Asset owners in Asia are increasingly looking to use environmental, social and governance (ESG) principles in their portfolios, but the progress of participation is stubbornly slow and will likely require internal champions to advance it faster, admit institutional investors and advisers.  

The interest of institutional investors in the region remains largely piecemeal. Asset owners are mainly assigning specific investment mandates instead of including ESG principles across entire portfolios. 

Helena Vines Fiestas, head of sustainability research at BNP Paribas Asset Management, told AsianInvestor this approach is understandable. 

“If you look at ESG in Europe, from 2000 to 2015 it was a niche area, centred on socially responsible investing” she said. “After the financial crisis [of 2008] corporate governance became more important, but only over the past two or three years has it really gained prominence across entire portfolios.” 

Mitch Reznick, co-head of credit and credit research at Hermes Investment Management, frames ESG maturity in Asia as a slope. “If you have GPIF [with a full ESG portfolio approach] at the top, most Asian asset owners are closer to the bottom but many want to make the steep climb to improve their sophistication,” he argued. 

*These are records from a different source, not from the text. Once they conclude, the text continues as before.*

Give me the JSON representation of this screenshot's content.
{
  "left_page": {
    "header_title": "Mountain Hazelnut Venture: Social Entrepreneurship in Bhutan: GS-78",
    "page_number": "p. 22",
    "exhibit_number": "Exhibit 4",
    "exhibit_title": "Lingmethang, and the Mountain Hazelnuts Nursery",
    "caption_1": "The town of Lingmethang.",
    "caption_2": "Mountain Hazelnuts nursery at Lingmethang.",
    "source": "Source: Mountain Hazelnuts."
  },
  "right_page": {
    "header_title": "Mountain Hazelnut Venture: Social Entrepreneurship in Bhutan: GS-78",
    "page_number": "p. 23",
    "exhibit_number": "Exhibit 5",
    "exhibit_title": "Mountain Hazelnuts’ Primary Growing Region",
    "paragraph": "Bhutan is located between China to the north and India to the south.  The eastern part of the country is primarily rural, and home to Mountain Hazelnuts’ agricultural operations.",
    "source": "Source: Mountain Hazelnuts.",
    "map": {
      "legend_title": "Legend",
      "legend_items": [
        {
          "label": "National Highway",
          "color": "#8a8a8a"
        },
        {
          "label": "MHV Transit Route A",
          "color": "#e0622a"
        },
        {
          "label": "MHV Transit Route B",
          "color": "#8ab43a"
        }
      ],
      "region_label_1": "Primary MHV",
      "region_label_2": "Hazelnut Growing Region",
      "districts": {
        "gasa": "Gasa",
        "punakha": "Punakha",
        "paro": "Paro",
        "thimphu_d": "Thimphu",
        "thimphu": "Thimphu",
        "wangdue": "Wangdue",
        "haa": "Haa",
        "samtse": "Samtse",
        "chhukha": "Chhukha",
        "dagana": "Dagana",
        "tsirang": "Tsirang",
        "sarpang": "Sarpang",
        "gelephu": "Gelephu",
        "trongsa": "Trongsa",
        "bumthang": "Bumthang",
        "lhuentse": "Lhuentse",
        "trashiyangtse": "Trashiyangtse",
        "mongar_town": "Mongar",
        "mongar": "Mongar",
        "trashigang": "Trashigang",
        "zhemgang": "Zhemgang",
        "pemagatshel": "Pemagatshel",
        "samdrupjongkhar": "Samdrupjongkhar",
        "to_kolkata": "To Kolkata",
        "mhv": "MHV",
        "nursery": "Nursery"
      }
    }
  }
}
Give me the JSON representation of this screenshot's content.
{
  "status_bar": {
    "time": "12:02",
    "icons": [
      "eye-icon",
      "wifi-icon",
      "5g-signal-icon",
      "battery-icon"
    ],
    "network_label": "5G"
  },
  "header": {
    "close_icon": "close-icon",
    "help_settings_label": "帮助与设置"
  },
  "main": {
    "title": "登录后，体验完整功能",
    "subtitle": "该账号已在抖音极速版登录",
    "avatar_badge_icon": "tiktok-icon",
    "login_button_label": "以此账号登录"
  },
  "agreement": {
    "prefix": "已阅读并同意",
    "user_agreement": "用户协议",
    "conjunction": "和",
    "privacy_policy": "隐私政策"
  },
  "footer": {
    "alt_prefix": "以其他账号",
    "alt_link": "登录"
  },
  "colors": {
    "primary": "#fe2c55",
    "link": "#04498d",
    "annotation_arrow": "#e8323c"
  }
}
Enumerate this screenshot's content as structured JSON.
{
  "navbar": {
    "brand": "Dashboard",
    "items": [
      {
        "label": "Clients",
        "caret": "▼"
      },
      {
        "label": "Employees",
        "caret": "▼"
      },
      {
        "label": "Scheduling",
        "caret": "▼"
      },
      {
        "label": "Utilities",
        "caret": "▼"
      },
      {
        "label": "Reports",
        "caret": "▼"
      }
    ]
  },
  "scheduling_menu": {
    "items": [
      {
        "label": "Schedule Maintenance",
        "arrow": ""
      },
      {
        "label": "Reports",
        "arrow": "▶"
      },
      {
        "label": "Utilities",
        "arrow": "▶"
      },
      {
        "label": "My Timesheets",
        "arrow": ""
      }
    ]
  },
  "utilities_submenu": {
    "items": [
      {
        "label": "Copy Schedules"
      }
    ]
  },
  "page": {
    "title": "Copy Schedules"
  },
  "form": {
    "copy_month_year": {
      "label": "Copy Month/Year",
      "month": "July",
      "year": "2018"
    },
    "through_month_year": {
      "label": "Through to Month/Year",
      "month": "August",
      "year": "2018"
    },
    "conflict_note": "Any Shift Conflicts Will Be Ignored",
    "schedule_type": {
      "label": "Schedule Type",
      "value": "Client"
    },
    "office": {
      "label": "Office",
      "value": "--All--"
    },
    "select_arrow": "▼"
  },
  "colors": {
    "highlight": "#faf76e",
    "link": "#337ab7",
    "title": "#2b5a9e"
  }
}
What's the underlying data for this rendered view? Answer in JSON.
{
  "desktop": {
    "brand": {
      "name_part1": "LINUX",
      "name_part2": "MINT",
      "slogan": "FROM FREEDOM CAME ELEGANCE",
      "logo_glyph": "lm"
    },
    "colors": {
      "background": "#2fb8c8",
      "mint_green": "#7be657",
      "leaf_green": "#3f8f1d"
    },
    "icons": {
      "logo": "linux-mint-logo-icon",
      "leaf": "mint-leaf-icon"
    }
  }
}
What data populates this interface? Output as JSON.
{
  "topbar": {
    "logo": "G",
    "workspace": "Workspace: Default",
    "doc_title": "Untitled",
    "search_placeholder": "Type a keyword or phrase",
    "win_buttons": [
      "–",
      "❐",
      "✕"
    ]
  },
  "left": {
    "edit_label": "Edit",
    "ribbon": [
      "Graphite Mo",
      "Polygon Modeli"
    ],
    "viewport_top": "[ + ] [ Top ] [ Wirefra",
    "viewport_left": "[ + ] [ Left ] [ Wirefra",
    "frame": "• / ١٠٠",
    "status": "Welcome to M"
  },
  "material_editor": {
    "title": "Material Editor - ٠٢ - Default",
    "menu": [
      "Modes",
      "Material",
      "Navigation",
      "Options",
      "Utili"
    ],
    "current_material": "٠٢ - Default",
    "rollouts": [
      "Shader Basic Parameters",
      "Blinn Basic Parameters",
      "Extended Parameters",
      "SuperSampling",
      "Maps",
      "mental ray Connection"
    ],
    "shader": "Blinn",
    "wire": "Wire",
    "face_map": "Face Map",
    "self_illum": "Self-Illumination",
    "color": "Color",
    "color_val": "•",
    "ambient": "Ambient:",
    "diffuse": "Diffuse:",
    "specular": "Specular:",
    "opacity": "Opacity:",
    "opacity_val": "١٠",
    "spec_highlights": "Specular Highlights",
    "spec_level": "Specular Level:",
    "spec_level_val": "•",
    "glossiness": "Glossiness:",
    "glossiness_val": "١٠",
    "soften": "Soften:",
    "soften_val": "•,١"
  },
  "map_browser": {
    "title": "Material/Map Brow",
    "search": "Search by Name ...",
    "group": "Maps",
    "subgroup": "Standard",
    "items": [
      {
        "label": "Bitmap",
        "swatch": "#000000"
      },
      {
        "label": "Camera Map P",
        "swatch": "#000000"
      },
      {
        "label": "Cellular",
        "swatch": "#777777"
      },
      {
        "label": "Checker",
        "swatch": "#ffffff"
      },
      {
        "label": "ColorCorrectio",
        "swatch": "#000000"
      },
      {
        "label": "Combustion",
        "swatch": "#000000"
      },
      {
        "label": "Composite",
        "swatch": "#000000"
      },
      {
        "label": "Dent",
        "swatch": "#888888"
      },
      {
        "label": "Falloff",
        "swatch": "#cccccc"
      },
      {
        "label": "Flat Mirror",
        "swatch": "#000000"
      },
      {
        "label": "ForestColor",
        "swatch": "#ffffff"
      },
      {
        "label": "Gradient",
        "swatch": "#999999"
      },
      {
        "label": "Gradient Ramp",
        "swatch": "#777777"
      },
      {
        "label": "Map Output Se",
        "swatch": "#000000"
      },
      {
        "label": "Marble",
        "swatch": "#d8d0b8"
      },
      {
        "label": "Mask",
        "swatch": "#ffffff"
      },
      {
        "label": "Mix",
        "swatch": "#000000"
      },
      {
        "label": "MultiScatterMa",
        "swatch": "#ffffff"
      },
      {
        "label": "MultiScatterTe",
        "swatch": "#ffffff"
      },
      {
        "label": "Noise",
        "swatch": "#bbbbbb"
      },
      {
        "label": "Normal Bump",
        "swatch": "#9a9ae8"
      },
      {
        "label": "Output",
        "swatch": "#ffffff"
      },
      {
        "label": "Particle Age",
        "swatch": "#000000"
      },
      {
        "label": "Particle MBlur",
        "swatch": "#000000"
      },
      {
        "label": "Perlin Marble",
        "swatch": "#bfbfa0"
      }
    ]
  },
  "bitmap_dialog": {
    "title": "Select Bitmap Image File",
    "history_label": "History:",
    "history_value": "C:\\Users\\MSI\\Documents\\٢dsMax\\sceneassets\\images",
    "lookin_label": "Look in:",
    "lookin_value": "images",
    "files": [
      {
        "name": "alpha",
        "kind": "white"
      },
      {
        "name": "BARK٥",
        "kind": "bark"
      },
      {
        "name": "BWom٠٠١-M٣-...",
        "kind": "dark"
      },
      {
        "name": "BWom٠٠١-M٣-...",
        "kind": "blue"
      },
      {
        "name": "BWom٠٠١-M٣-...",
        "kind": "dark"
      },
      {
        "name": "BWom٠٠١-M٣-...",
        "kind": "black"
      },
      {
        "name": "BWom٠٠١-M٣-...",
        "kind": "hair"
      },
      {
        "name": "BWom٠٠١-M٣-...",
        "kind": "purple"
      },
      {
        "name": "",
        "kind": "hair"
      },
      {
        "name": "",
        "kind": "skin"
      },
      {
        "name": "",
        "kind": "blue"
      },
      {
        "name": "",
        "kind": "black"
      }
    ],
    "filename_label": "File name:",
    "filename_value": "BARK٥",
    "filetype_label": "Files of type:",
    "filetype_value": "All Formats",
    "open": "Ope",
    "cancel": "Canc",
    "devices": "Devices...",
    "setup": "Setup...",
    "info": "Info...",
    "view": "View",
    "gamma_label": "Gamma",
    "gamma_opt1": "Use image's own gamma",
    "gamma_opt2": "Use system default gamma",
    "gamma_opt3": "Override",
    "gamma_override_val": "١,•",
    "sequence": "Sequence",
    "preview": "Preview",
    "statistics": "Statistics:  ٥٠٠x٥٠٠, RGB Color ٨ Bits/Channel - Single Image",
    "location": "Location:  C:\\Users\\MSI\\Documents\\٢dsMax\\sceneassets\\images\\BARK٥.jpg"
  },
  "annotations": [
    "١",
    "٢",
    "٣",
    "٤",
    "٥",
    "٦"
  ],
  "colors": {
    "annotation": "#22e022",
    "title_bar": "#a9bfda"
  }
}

Improving ESG engagement typically requires a senior internal advocate; an executive who genuinely believes in the merits of implementing ESG and is willing to take champion it to the organisation and its stakeholders of this. Mizuno has played that role in GPIF, for example. 

Another important step is public awareness. If populations at large better understand the principles of responsible investing, they are more likely to ask pension providers and governments to install them. Hiromichi Mizuno, chief investment officer of Japan's Government Pension Investment Fund (GPIF),  says this partly explains the orgnaisation's big mandates.

“In terms of public awareness of ESG, Japan should be ranked the highest in the world at the moment,” he told AsianInvestor in an interview. 

The maturing of millennials, who are typically quite socially and environmentally conscious, is a boon to this. Tsay Feng-ching, the director general of Taiwan's Bureau of Labor Funds (BLF), told AsianInvestor the pension fund is engaging with ESG because younger people in Taiwan believe in it.

“When [younger people] make consumption, they care a lot about environmental issues and social justice,” he said. “This is a consumption behaviour that most people have not noticed but I think this consumerism will prevail in the coming one or two years.”


But this needs to be wedded to political and regulatory action to be truly effective. 

Once a government insists companies report their carbon emissions—as France did in 2015—or tells sovereign-affiliated funds to press companies to reduce water consumption or pollution, it would have an immediate impact on investing. 

Many governments have focused on corporate governance but few have promoted ESG investing. 

Take Hong Kong. The territory is an international financial centre alongside Singapore and its Securities and Futures Commission gained plaudits for implementing a stewardship code in March 2016. But the government hasn’t asked the Mandatory Provident Fund Authority (MPFA), which oversees its defined-benefit pension funds, to have fund providers incorporate ESG principles or even offer ESG-friendly funds. 

“We have this compliance mindset, but in terms of embracing proactively new ideas or major changes, it is harder,” admitted Lau Ka Shi, managing director and chief execuive officer of BCT Group, an MPF fund provider. “That’s why if it’s driven by regulation or policy, the development [of ESG] could be faster.”

There are some encouraging signs in Asia’s largest economy. China’s government specifically targeted improving the quality of the environment in its 13th five-year plan, while the China Securities Regulatory Commission is preparing to demand mandatory information disclosure from 2020; UN PRI has suggested it include ESG criteria. That would help ease a key challenge in the country—accessing quality data. 

It is also causing more interest among asset owners. Nan Luo, head of China at UN PRI, told AsianInvestor the National Commission for Social Security Funds, China’s main state pension operator, recognised the need for ESG. 

“At a working and general level they support the concept, and feel it’s beneficial for society, but putting it into practice will be a matter of time. I think it needs somebody who really pushes it inside the organisation,” she said. She hopes one of China’s insurers will become a UN PRI signatory within the next year. 

While the progress of ESG is slow, it should keep building. As more asset owners are beginning to appreciate, it’s wise to better understand the risks of the companies in which you invest. 

Ernest Chan, Jolie Ho and Joe Marsh contributed to this story. 

Click here to read the first part of this feature, which was originally published in the April/May 2018 edition of AsianInvestor.

This story has been amended to clarify the job title of Lau Ka Shi of BCT Group.